The Canadian Prime Minister Justin Trudeau also uses Instagram, and so lends a political dimension to his own private life as well. Himself the son of a former prime minister, Trudeau shows his children doing their homework in his office, or even on one occasion sitting down at dad’s seat in cabinet. As much as these pictures serve to construct an image of the children as natural successors, associating them with political ambitions, at the same time they allow Trudeau to appear not only as prime minister, but also as an equally committed father. In so doing, he is also following a tradition established by his father, who previously employed the same strategy. However, Trudeau Junior presents himself more consistently as a new type of politician who, in spite of all the obligations of office, always has time for his children. Work-life balance thus functions here as the ideal standard, as demonstrated in a photo posted on Fathers’ Day, showing Trudeau and two of his children sitting happily together on a sofa. Hence the politician not only defines himself by his office, but also derives just as much meaning in his life from his role as a family man and father. The aim is to make him look as though he is free of hunger for power: as a good democrat, he knows that he is only elected for a period of time, and therefore cannot define himself purely by reference to his political office.

While the staging of Trudeau’s pictures is testament to how children can be used to articulate both a dynastic and democratic understanding of political office, in Europe – and particularly in Germany – a different set of circumstances prevail. Here it has become a strict rule over the course of recent decades that children are left completely out of political iconography. It is considered to be an offense against personal rights to make subjects of this kind out of children who, having not reached legal majority, are unable to make decisions for themselves or assess the consequences of the photographs. Even (and particularly) politicians who, like Trudeau, see themselves as mothers and fathers will only make at most indirect use of platforms such as Instagram in order to show the extent to which parenthood shapes their lives. For example, the CSU politician and state finance secretary Dorothee Bär often styles herself with the hashtag #momofthree, and so demonstrates her pride at having given birth to three children while pursuing her political career. However, when she gives news of something like a child’s birthday, you only see toys and sweets – but never the children. On the occasions when children do make an appearance in the picture, their faces are always concealed.
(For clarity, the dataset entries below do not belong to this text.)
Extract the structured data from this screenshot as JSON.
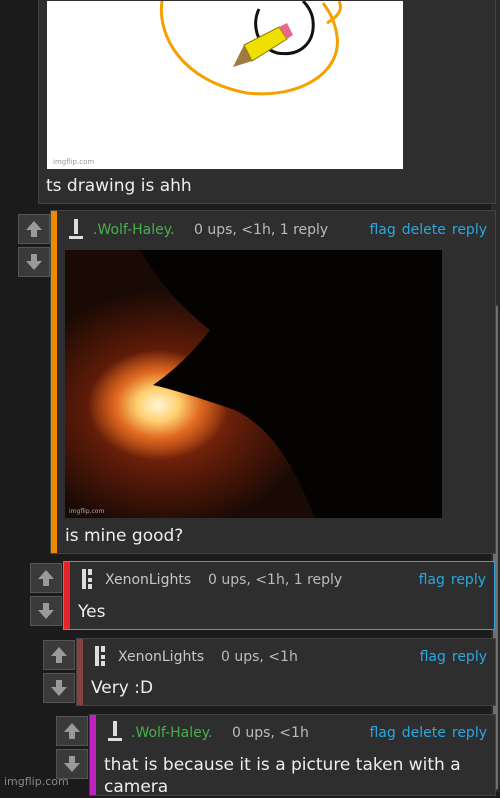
{
  "comments": [
    {
      "text": "ts drawing is ahh",
      "image_watermark": "imgflip.com"
    },
    {
      "username": ".Wolf-Haley.",
      "meta": "0 ups, <1h, 1 reply",
      "flag": "flag",
      "delete": "delete",
      "reply": "reply",
      "text": "is mine good?",
      "image_watermark": "imgflip.com",
      "bar_color": "#f08a00"
    },
    {
      "username": "XenonLights",
      "meta": "0 ups, <1h, 1 reply",
      "flag": "flag",
      "reply": "reply",
      "text": "Yes",
      "bar_color": "#e8242a"
    },
    {
      "username": "XenonLights",
      "meta": "0 ups, <1h",
      "flag": "flag",
      "reply": "reply",
      "text": "Very :D",
      "bar_color": "#8b4040"
    },
    {
      "username": ".Wolf-Haley.",
      "meta": "0 ups, <1h",
      "flag": "flag",
      "delete": "delete",
      "reply": "reply",
      "text": "that is because it is a picture taken with a camera",
      "bar_color": "#c020c0"
    }
  ],
  "watermark": "imgflip.com",
  "colors": {
    "link": "#29a8e0",
    "username_green": "#47b04b"
  }
}
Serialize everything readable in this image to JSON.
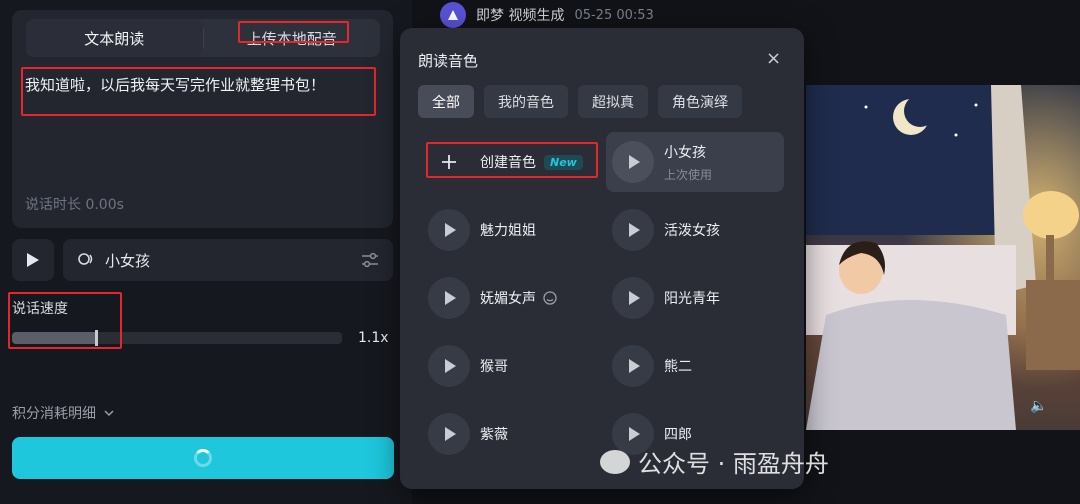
{
  "tts": {
    "tab_read": "文本朗读",
    "tab_upload": "上传本地配音",
    "text": "我知道啦，以后我每天写完作业就整理书包！",
    "duration": "说话时长 0.00s"
  },
  "voice_select": {
    "name": "小女孩"
  },
  "speed": {
    "label": "说话速度",
    "value": "1.1x",
    "level": 0.25
  },
  "credits": {
    "label": "积分消耗明细"
  },
  "header": {
    "title": "即梦 视频生成",
    "time": "05-25 00:53"
  },
  "modal": {
    "title": "朗读音色",
    "close": "×",
    "filters": [
      "全部",
      "我的音色",
      "超拟真",
      "角色演绎"
    ],
    "create_label": "创建音色",
    "new_badge": "New",
    "voices": [
      {
        "name": "小女孩",
        "sub": "上次使用"
      },
      {
        "name": "魅力姐姐"
      },
      {
        "name": "活泼女孩"
      },
      {
        "name": "妩媚女声"
      },
      {
        "name": "阳光青年"
      },
      {
        "name": "猴哥"
      },
      {
        "name": "熊二"
      },
      {
        "name": "紫薇"
      },
      {
        "name": "四郎"
      }
    ]
  },
  "watermark": {
    "text": "公众号 · 雨盈舟舟"
  },
  "colors": {
    "accent": "#1ec7dc",
    "annotation": "#e5262b"
  }
}
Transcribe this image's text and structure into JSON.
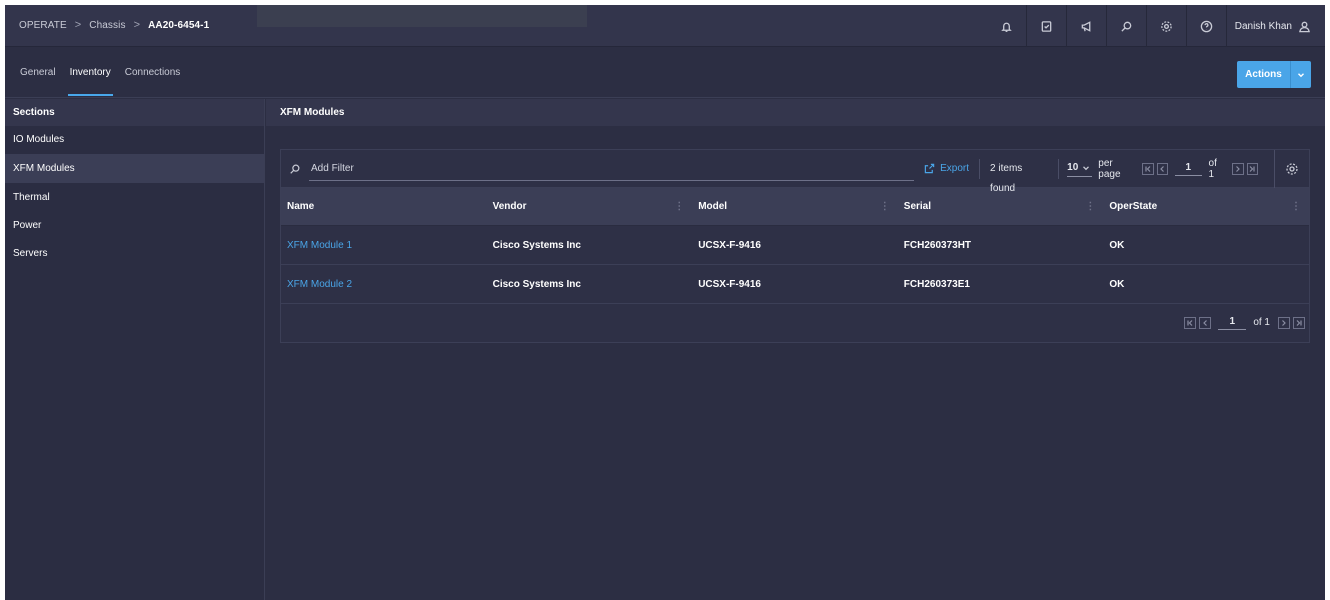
{
  "header": {
    "breadcrumb": {
      "root": "OPERATE",
      "sep": ">",
      "section": "Chassis",
      "current": "AA20-6454-1"
    },
    "icons": [
      "bell-icon",
      "task-icon",
      "megaphone-icon",
      "search-icon",
      "gear-icon",
      "help-icon"
    ],
    "user_name": "Danish Khan"
  },
  "tabs": [
    {
      "label": "General",
      "active": false
    },
    {
      "label": "Inventory",
      "active": true
    },
    {
      "label": "Connections",
      "active": false
    }
  ],
  "actions_label": "Actions",
  "sidebar": {
    "title": "Sections",
    "items": [
      {
        "label": "IO Modules"
      },
      {
        "label": "XFM Modules"
      },
      {
        "label": "Thermal"
      },
      {
        "label": "Power"
      },
      {
        "label": "Servers"
      }
    ]
  },
  "main": {
    "title": "XFM Modules",
    "filter_placeholder": "Add Filter",
    "export_label": "Export",
    "items_found": "2 items found",
    "per_page_value": "10",
    "per_page_label": "per page",
    "page": "1",
    "of_pages": "of 1",
    "columns": [
      "Name",
      "Vendor",
      "Model",
      "Serial",
      "OperState"
    ],
    "rows": [
      {
        "name": "XFM Module 1",
        "vendor": "Cisco Systems Inc",
        "model": "UCSX-F-9416",
        "serial": "FCH260373HT",
        "state": "OK"
      },
      {
        "name": "XFM Module 2",
        "vendor": "Cisco Systems Inc",
        "model": "UCSX-F-9416",
        "serial": "FCH260373E1",
        "state": "OK"
      }
    ]
  },
  "colors": {
    "accent": "#4aa5e8",
    "background": "#2c2e43",
    "header": "#33354c",
    "row_header": "#3b3e56"
  }
}
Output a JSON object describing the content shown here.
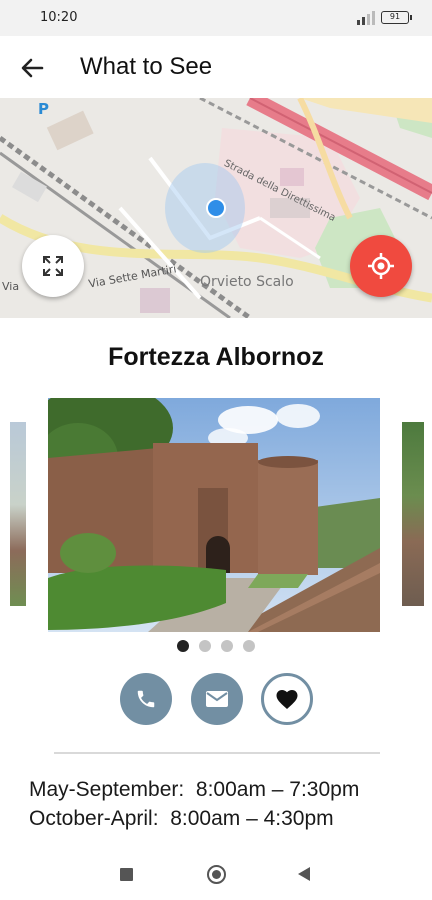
{
  "status_bar": {
    "time": "10:20",
    "battery": "91"
  },
  "app_bar": {
    "title": "What to See",
    "back_icon": "arrow-left-icon"
  },
  "map": {
    "street_labels": [
      "Strada della Direttissima",
      "Via Sette Martiri",
      "Via"
    ],
    "place_label": "Orvieto Scalo",
    "parking_label": "P",
    "fullscreen_icon": "expand-icon",
    "locate_icon": "gps-target-icon",
    "locate_color": "#f04a3f"
  },
  "poi": {
    "title": "Fortezza Albornoz"
  },
  "carousel": {
    "page_count": 4,
    "active_index": 0
  },
  "actions": {
    "phone_icon": "phone-icon",
    "mail_icon": "mail-icon",
    "favorite_icon": "heart-icon",
    "accent_color": "#728fa3"
  },
  "hours": {
    "rows": [
      "May-September:  8:00am – 7:30pm",
      "October-April:  8:00am – 4:30pm"
    ]
  },
  "nav_bar": {
    "recents_icon": "square-icon",
    "home_icon": "circle-icon",
    "back_icon": "triangle-back-icon"
  }
}
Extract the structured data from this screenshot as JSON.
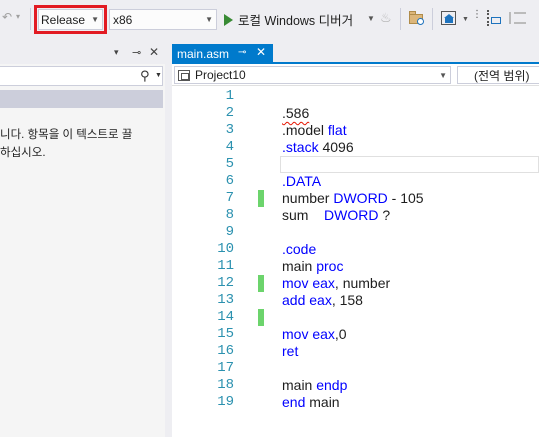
{
  "toolbar": {
    "undo_icon": "undo-icon",
    "configuration": "Release",
    "platform": "x86",
    "run_label": "로컬 Windows 디버거",
    "colors": {
      "highlight_border": "#e21b23",
      "run_green": "#388a34"
    }
  },
  "left_panel": {
    "message_line1": "니다. 항목을 이 텍스트로 끌",
    "message_line2": "하십시오."
  },
  "editor": {
    "tab_label": "main.asm",
    "tab_pin": "⊸",
    "tab_close": "✕",
    "accent": "#007acc",
    "project": "Project10",
    "scope": "(전역 범위)",
    "lines": [
      {
        "num": "1",
        "code": ""
      },
      {
        "num": "2",
        "code": ".586"
      },
      {
        "num": "3",
        "code_a": ".model ",
        "code_kw": "flat"
      },
      {
        "num": "4",
        "code_kw": ".stack",
        "code_b": " 4096"
      },
      {
        "num": "5",
        "code": ""
      },
      {
        "num": "6",
        "code_kw": ".DATA"
      },
      {
        "num": "7",
        "code_a": "number ",
        "code_kw": "DWORD",
        "code_b": " - 105"
      },
      {
        "num": "8",
        "code_a": "sum    ",
        "code_kw": "DWORD",
        "code_b": " ?"
      },
      {
        "num": "9",
        "code": ""
      },
      {
        "num": "10",
        "code_kw": ".code"
      },
      {
        "num": "11",
        "code_a": "main ",
        "code_kw": "proc"
      },
      {
        "num": "12",
        "code_kw": "mov eax",
        "code_b": ", number"
      },
      {
        "num": "13",
        "code_kw": "add eax",
        "code_b": ", 158"
      },
      {
        "num": "14",
        "code": ""
      },
      {
        "num": "15",
        "code_kw": "mov eax",
        "code_b": ",0"
      },
      {
        "num": "16",
        "code_kw": "ret"
      },
      {
        "num": "17",
        "code": ""
      },
      {
        "num": "18",
        "code_a": "main ",
        "code_kw": "endp"
      },
      {
        "num": "19",
        "code_kw": "end",
        "code_b": " main"
      }
    ]
  }
}
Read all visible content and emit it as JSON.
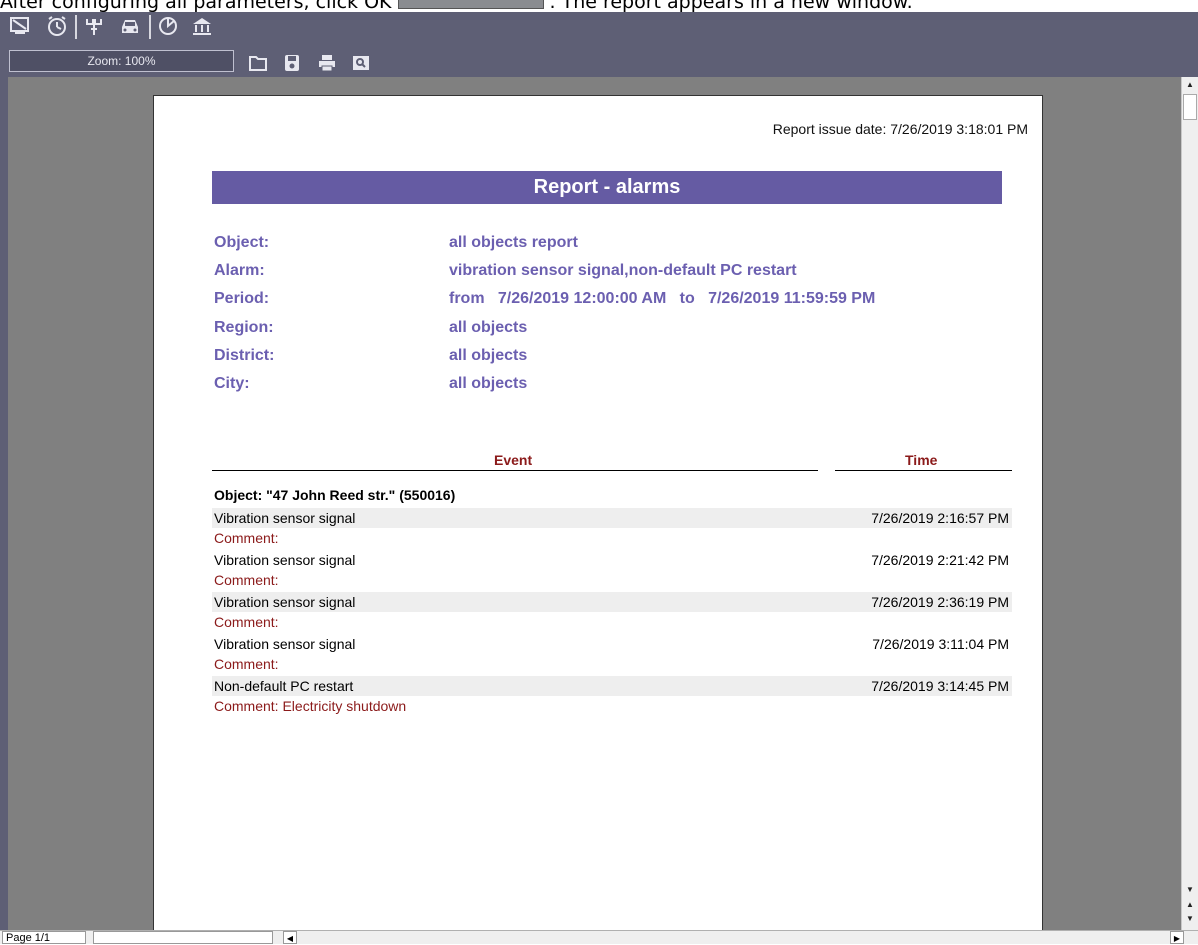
{
  "caption": {
    "text_before": "After configuring all parameters, click OK",
    "text_after": ". The report appears in a new window."
  },
  "toolbar": {
    "zoom_label": "Zoom: 100%",
    "icons": [
      "monitor-icon",
      "alarm-clock-icon",
      "wire-connector-icon",
      "car-icon",
      "pie-chart-icon",
      "building-icon"
    ],
    "file_icons": [
      "open-folder-icon",
      "save-icon",
      "print-icon",
      "preview-icon"
    ]
  },
  "report": {
    "issue_date": "Report issue date: 7/26/2019 3:18:01 PM",
    "title": "Report - alarms",
    "params": [
      {
        "label": "Object:",
        "value": "all objects report"
      },
      {
        "label": "Alarm:",
        "value": "vibration sensor signal,non-default PC restart"
      },
      {
        "label": "Period:",
        "value": "from   7/26/2019 12:00:00 AM   to   7/26/2019 11:59:59 PM"
      },
      {
        "label": "Region:",
        "value": "all objects"
      },
      {
        "label": "District:",
        "value": "all objects"
      },
      {
        "label": "City:",
        "value": "all objects"
      }
    ],
    "col_event": "Event",
    "col_time": "Time",
    "object_line": "Object: \"47 John Reed str.\" (550016)",
    "events": [
      {
        "event": "Vibration sensor signal",
        "time": "7/26/2019 2:16:57 PM",
        "comment": "Comment:"
      },
      {
        "event": "Vibration sensor signal",
        "time": "7/26/2019 2:21:42 PM",
        "comment": "Comment:"
      },
      {
        "event": "Vibration sensor signal",
        "time": "7/26/2019 2:36:19 PM",
        "comment": "Comment:"
      },
      {
        "event": "Vibration sensor signal",
        "time": "7/26/2019 3:11:04 PM",
        "comment": "Comment:"
      },
      {
        "event": "Non-default PC restart",
        "time": "7/26/2019 3:14:45 PM",
        "comment": "Comment: Electricity shutdown"
      }
    ]
  },
  "status": {
    "page_info": "Page 1/1"
  },
  "colors": {
    "toolbar_bg": "#5e5f75",
    "banner_bg": "#655ba3",
    "param_text": "#6b5fb0",
    "accent_red": "#8b1a1a"
  }
}
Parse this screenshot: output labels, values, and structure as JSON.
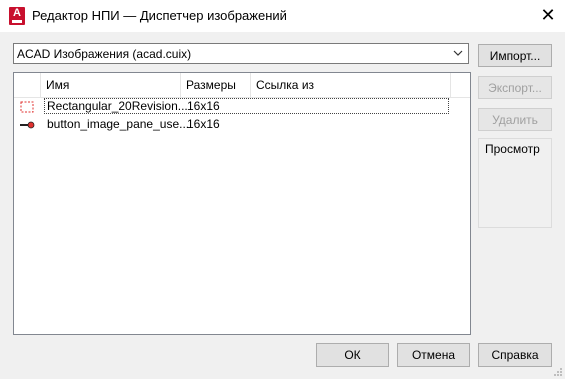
{
  "window": {
    "title": "Редактор НПИ — Диспетчер изображений",
    "app_icon_letter": "A"
  },
  "source": {
    "selected": "ACAD Изображения (acad.cuix)"
  },
  "list": {
    "columns": [
      "Имя",
      "Размеры",
      "Ссылка из"
    ],
    "rows": [
      {
        "name": "Rectangular_20Revision...",
        "size": "16x16",
        "ref": "",
        "icon": "dashed-rectangle-icon"
      },
      {
        "name": "button_image_pane_use...",
        "size": "16x16",
        "ref": "",
        "icon": "tool-pin-icon"
      }
    ]
  },
  "side_buttons": {
    "import": "Импорт...",
    "export": "Экспорт...",
    "delete": "Удалить"
  },
  "preview": {
    "label": "Просмотр"
  },
  "footer": {
    "ok": "ОК",
    "cancel": "Отмена",
    "help": "Справка"
  },
  "colors": {
    "app_icon": "#c8102e",
    "revision_icon": "#e0312f"
  }
}
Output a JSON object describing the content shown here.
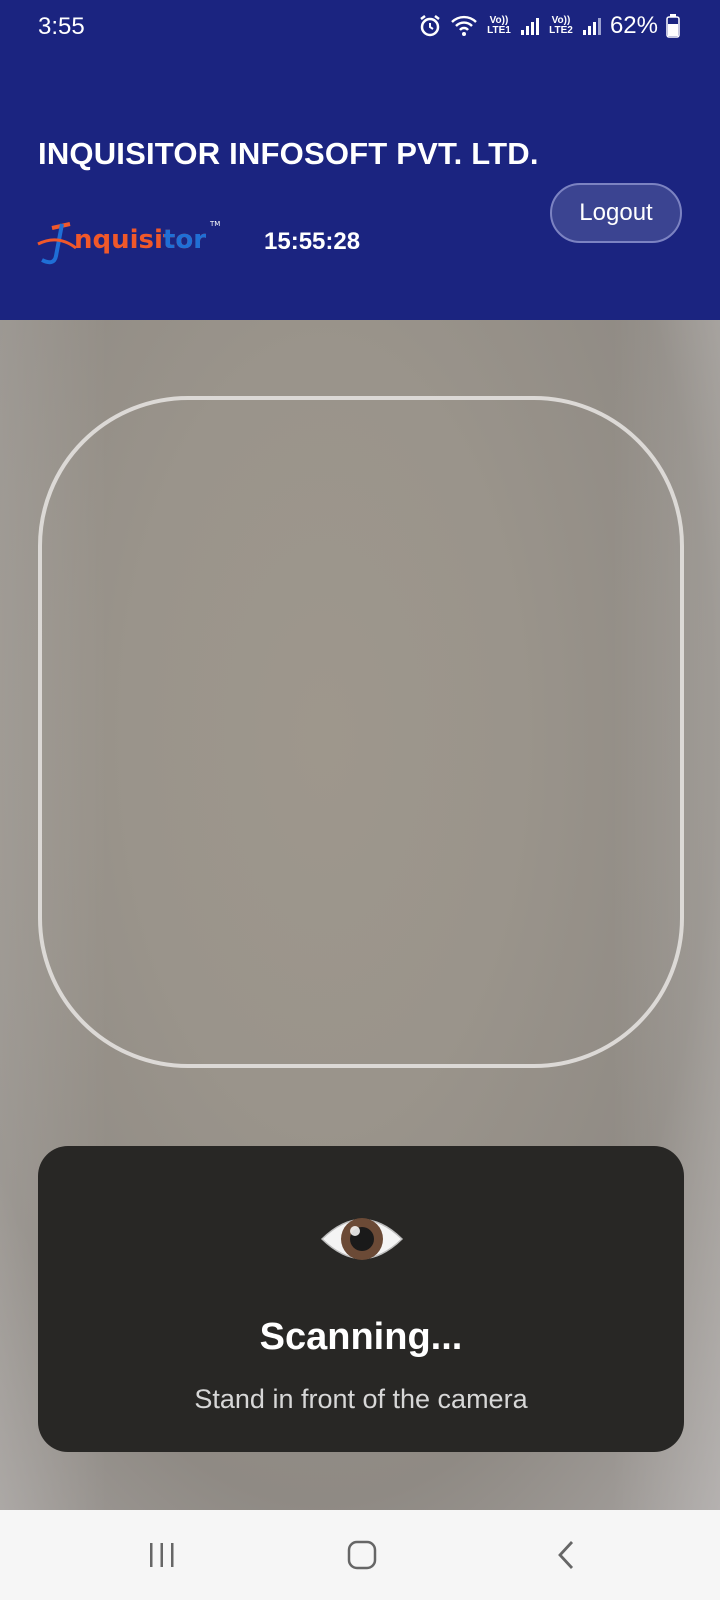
{
  "status_bar": {
    "time": "3:55",
    "battery": "62%",
    "sim1": "Vo)) LTE1",
    "sim2": "Vo)) LTE2",
    "icons": [
      "alarm-icon",
      "wifi-icon",
      "signal-icon",
      "battery-icon"
    ]
  },
  "header": {
    "company": "INQUISITOR INFOSOFT PVT. LTD.",
    "logo_text": "Inquisitor",
    "clock": "15:55:28",
    "logout_label": "Logout"
  },
  "scanner": {
    "status_icon": "eye-icon",
    "title": "Scanning...",
    "subtitle": "Stand in front of the camera"
  },
  "nav_bar": {
    "items": [
      "recent-apps-icon",
      "home-icon",
      "back-icon"
    ]
  },
  "colors": {
    "header_bg": "#1b2480",
    "card_bg": "#282725",
    "logo_blue": "#1f6fd6",
    "logo_orange": "#f0582a"
  }
}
For this reason, many people felt that a taboo had been broken when Frauke Petry, the leader of the AfD (the far-right “Alternative für Deutschland” party), circulated a poster for the 2017 parliamentary election. Here she is seen with her youngest child – her son Ferdinand, born only in May of this year. Moreover, the child is not seen from behind, but photographed in a way that makes him easily recognizable. The message (supported by the text on the poster) is clear: people who are parents will act all the more passionately and responsibly to ensure the best possible future for their children. At the same time, however, Petry deploys allegations popular both among her own supporters and with other groups on the political right/far-right. These claim that Europe’s identity and traditions are put in danger because the continent is overwhelmingly governed by politicians who themselves have no children: Angela Merkel, Emmanuel Macron, Theresa May. Furthermore, Petry’s baby also fulfils a function similar to that of the children portrayed in William Pape’s painting: the infant’s presence serves to prove that the future and continuity is assured if people have enough children of their own.

© Annekathrin Kohout

Dr. Wolfgang Ullrich

Wolfgang Ullrich, born 1967, lives in Leipzig and is a freelance author. Previously he worked as Professor for Science of Art and Media Theory at the Staatliche Hochschule für Gestaltung in Karlsruhe. Ullrich researches and writes about the history and criticism of the concept of art, visual-sociological questions and consumption theory. For more information see: